Written by Yair Vardi, Israel Fellow at Hillel at UCLA
This week, we read parshat Shelach Lecha — שְׁלַח לְךָ. This is the famous parashah of the spies. Moses chose twelve men, leaders from the twelve tribes of Israel, to scout Eretz Israel, while they were wandering “in the desert” (Bamidbar במדבר — the Hebrew name of the book of Numbers, which contains this Torah portion). These men acted as Shlichim, as Emissaries, on behalf of the people of Israel.
For the past two years I was also a Shaliach to the amazing Jewish community of Hillel at UCLA. Many times I’ve asked myself: What does it mean to be a Shaliach, an Israel Fellow? What’s the purpose of my Shlichut? Who do I represent? And most importantly, as a Shaliach, what is my message?
Moses gave clear instructions for what the Shlichim are supposed to do. He told them to explore three areas: the topography of Israel, the strength of the people who dwell in the land, and the strength of the cities. They brought with them the fruits of Israel. At first when they returned to Moses, they began their report with some favorable words: בָּאנוּ אֶל הָאָרֶץ אֲשֶׁר שְׁלַחְתָּנוּ וְגַם זָבַת חָלָב וּדְבַשׁ הִוא וְזֶה פִּרְיָהּ: “It indeed does flow with milk and honey…” But with that said, ten out of the twelve came back with bad news regarding the Promised Land: “The people within the land are fierce, and the cities are very strong and fortified…moreover we saw giants in the land.” When Caleb, one of two spies who spoke only positively, said, “We shall surely go up to the land, for we are surely able to conquer it,” the spies became even more pessimistic, saying, “Other nations are stronger than us… this is a land which consumes its inhabitants! ”(“.אֶרֶץ אֹכֶלֶת יוֹשְׁבֶיהָ הִוא”)
The spies’ message caused panic and fear in the community. In anger, God punished the Children of Israel to wander the wilderness for forty years. All but Caleb and Joshua, who had given positive reports, were to die in the wilderness so that the next generation could enter the Promised Land.
Reading this story today, I still wonder: What was so wrong with their message?
They reported critically and conveyed their honest assessment regarding the geopolitical realities in the land. They most likely wanted only the best for their community and families, and they were truly concerned about their safety. Isn’t it human nature throughout history to be afraid of the unknown? Aren’t we all guilty of prejudice sometime and might we not consider “the other” / ”the enemy” to be “giant people living behind fortified walls”?

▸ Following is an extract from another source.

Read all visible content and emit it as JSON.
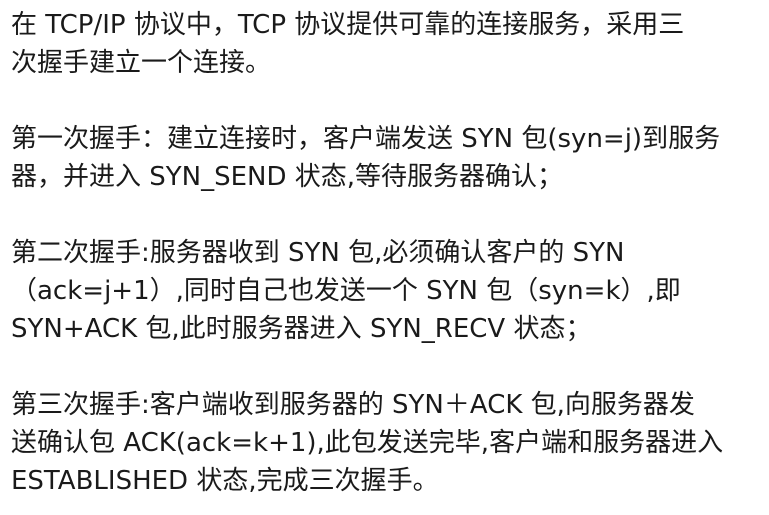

So here is my answer and my own interpretation for why the ten spies were still wrong. It is because they didn’t include key ingredients in their message for the community, which are still relevant today: hope and faith for a better future. They were wrong not to believe that one can determine its own future. They couldn’t believe that the people of Israel were able to change the reality of the land of Israel and define their own path.
Today, 3000 years later and a 15 hour flight from LAX, between the Jordan River and the Mediterranean Sea, the reality is not so different and still very complex. The descendants of the children of Israel (Jacob), grandson of Abraham, and the descendants of Ishmael (Ismaeel), a son of Abraham, share one small piece of land the size of LA County. Two nations, people who struggle with God, on behalf of God and between each other. It is a complicated reality, sometimes one of milk and honey, Apple and Google, and sometime of fortified walls and the Iron Dome.

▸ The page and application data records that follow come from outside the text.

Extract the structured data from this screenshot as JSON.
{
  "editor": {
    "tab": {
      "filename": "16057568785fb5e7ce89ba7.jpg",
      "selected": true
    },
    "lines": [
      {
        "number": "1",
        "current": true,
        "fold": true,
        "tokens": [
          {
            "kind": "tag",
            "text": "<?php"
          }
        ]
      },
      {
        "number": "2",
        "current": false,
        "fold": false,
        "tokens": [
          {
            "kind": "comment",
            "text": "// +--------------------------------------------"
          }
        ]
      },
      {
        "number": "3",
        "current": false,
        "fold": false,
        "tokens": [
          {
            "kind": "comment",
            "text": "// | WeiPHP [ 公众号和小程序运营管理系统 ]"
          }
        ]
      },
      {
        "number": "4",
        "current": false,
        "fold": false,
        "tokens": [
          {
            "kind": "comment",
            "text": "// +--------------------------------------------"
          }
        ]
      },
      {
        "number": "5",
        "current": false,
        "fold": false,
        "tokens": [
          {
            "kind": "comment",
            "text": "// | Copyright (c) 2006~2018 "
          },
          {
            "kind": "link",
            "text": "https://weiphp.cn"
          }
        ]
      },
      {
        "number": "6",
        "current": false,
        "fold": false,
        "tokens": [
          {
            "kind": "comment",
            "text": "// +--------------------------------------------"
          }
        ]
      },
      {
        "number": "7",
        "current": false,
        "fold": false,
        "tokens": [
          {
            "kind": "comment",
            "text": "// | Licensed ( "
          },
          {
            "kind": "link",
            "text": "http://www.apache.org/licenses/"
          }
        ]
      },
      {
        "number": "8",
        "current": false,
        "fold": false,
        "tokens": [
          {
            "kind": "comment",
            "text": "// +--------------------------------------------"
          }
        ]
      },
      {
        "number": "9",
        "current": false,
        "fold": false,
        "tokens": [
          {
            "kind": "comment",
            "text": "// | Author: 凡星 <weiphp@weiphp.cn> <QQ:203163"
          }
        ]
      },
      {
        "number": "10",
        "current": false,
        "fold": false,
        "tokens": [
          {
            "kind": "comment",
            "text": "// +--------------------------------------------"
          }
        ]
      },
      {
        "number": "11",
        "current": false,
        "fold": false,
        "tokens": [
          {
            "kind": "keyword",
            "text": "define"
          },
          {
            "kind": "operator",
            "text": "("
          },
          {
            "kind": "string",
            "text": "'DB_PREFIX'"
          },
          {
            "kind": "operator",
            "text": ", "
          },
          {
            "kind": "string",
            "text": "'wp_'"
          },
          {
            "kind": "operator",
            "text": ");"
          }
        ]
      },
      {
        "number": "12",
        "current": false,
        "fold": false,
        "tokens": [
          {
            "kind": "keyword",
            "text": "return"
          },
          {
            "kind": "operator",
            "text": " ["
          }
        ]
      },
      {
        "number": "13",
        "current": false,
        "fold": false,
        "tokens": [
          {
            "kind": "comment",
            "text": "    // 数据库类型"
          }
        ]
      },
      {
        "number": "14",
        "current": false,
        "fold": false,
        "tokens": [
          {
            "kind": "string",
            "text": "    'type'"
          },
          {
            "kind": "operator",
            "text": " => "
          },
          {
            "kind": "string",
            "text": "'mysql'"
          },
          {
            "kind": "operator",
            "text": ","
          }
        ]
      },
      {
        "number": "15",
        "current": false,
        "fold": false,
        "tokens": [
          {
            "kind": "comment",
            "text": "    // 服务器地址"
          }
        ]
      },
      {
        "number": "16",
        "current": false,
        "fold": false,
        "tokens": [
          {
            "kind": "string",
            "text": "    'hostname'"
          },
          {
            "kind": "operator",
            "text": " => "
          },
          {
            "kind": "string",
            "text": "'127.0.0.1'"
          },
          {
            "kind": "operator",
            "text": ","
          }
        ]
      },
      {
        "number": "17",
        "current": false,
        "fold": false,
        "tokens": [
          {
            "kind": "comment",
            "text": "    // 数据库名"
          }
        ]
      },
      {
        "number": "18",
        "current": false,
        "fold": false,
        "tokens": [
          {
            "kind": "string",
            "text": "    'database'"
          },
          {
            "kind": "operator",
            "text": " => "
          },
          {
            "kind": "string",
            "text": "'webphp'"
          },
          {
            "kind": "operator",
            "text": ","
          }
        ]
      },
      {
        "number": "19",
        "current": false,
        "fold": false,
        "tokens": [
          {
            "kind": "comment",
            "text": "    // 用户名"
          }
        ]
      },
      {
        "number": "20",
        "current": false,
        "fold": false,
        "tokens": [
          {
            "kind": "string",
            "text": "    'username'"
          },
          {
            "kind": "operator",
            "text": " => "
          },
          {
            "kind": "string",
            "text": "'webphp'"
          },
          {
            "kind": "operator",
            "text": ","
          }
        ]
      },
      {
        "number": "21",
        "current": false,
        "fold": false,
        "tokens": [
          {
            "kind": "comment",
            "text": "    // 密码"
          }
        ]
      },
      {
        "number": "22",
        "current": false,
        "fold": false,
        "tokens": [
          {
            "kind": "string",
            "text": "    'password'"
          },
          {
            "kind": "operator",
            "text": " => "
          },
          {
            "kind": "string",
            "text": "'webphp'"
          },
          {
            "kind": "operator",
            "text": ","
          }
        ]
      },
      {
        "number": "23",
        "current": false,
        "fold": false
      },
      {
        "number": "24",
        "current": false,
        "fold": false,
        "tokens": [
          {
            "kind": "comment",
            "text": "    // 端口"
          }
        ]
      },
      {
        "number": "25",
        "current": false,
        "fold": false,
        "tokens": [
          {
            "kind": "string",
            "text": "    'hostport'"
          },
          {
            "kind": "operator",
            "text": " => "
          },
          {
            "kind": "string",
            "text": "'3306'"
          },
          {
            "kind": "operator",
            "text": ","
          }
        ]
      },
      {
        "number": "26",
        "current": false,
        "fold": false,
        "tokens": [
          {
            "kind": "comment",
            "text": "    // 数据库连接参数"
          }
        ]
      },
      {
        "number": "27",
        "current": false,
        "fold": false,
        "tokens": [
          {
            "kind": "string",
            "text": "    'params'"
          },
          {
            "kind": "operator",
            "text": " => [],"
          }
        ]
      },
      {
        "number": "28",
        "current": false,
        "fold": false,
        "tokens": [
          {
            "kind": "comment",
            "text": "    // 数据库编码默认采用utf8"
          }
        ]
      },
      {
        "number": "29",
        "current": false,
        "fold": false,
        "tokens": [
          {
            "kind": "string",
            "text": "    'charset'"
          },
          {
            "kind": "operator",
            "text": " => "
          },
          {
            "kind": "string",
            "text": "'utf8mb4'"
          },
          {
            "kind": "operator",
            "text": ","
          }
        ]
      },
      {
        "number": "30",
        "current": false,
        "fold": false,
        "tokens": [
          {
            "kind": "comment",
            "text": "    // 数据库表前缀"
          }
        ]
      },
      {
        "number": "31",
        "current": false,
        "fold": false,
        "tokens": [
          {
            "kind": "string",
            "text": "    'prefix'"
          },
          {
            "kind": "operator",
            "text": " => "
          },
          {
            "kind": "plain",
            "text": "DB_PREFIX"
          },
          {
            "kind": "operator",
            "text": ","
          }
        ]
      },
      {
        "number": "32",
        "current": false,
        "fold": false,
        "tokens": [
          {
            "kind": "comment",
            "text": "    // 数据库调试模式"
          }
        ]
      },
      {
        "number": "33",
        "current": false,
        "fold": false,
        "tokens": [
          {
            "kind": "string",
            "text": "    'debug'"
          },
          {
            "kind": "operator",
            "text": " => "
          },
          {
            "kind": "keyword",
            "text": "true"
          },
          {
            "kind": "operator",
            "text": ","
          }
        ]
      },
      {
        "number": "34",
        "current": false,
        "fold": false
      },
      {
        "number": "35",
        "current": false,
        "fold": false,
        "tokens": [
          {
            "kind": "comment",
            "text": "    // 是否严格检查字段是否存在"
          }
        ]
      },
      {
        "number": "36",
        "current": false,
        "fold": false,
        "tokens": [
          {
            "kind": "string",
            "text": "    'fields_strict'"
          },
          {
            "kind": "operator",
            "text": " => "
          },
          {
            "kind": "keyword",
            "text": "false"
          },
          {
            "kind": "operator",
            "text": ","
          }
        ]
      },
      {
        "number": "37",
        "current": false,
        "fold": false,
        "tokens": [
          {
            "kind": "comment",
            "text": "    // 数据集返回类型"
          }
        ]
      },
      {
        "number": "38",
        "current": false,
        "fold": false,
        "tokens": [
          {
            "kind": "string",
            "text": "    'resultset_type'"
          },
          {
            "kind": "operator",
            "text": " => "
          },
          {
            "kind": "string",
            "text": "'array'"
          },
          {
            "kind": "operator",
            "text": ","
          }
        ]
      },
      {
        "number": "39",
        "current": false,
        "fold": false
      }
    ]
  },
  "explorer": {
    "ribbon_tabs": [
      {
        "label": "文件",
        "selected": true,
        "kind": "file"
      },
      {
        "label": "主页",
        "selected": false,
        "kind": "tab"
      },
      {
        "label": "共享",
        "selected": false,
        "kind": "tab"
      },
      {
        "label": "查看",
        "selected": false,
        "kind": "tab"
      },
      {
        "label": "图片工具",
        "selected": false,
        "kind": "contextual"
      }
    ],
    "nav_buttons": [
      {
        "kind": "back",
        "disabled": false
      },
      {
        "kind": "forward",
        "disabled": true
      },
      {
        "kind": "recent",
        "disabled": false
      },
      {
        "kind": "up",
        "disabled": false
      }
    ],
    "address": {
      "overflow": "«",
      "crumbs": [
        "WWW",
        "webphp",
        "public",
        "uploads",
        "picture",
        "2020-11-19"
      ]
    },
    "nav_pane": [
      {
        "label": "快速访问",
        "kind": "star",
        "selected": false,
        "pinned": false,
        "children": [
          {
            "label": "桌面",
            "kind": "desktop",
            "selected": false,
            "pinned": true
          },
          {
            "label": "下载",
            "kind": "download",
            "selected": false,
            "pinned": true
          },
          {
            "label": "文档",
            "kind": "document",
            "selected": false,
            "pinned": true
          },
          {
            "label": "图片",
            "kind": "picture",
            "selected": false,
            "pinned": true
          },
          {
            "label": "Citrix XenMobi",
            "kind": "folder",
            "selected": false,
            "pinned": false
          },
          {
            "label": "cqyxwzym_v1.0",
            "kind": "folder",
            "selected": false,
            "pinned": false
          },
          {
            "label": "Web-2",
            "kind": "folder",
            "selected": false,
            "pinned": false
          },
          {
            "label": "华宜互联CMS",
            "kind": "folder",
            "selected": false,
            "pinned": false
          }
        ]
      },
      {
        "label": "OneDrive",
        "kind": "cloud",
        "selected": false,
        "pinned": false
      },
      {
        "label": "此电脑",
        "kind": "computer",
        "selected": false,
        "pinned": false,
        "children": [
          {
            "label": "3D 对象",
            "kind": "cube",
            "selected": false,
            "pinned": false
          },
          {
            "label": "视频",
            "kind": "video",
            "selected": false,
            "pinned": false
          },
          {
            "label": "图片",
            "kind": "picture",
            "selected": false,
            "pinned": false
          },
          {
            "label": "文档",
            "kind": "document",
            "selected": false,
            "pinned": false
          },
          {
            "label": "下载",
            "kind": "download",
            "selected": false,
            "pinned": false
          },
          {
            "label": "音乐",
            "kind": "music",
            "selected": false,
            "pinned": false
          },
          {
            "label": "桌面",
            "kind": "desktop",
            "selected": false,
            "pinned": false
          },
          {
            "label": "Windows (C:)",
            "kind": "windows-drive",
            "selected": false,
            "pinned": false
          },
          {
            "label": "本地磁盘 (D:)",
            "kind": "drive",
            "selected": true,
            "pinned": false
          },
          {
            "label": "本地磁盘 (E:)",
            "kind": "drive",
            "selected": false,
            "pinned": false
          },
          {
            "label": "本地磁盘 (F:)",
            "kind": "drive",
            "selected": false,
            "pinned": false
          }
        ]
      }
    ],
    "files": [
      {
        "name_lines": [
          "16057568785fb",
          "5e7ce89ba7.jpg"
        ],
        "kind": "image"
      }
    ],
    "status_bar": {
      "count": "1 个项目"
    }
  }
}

We are fortunate to live in times when we all have the opportunity to scout Israel. Over the past two years I’ve led more than 120 Bruins in Israel, and I know of dozens who will spend this summer in my homeland. These personal and communal experiences make every student and each and every one of us a potential Shaliach.
My message this Shabbat is for all of us to be Shlichim. Like those ten spies who were punished, we should think critically about the realities on the ground (in Israel and in our own community) and we should ask some tough questions. But most importantly — like Caleb and Joshua, we should imagine the potential of our community to define a better future, for us here in the US and across the ocean in Eretz Israel.”טוֹבָה הָאָרֶץ, מְאֹד מְאֹד” — the land is very, very good.
I know words are important, especially at UCLA, but I want to ask you this Shabbat to take action as well: let’s aspire to be activists and entrepreneurs, as individuals and as part of a larger movement. As we finish this academic year, and some of us graduate together, let’s translate our experiences and work together to change the reality of our society, to make it better and just.
B’hatzlachah (“Great success”), Shabbat Shalom, and Drishat Shalom from Israel.
This article is part of Ha’Am’s Friday Taste of Torah column. Each week, a different UCLA community member will contribute some words of Jewish wisdom in preparation for Shabbat.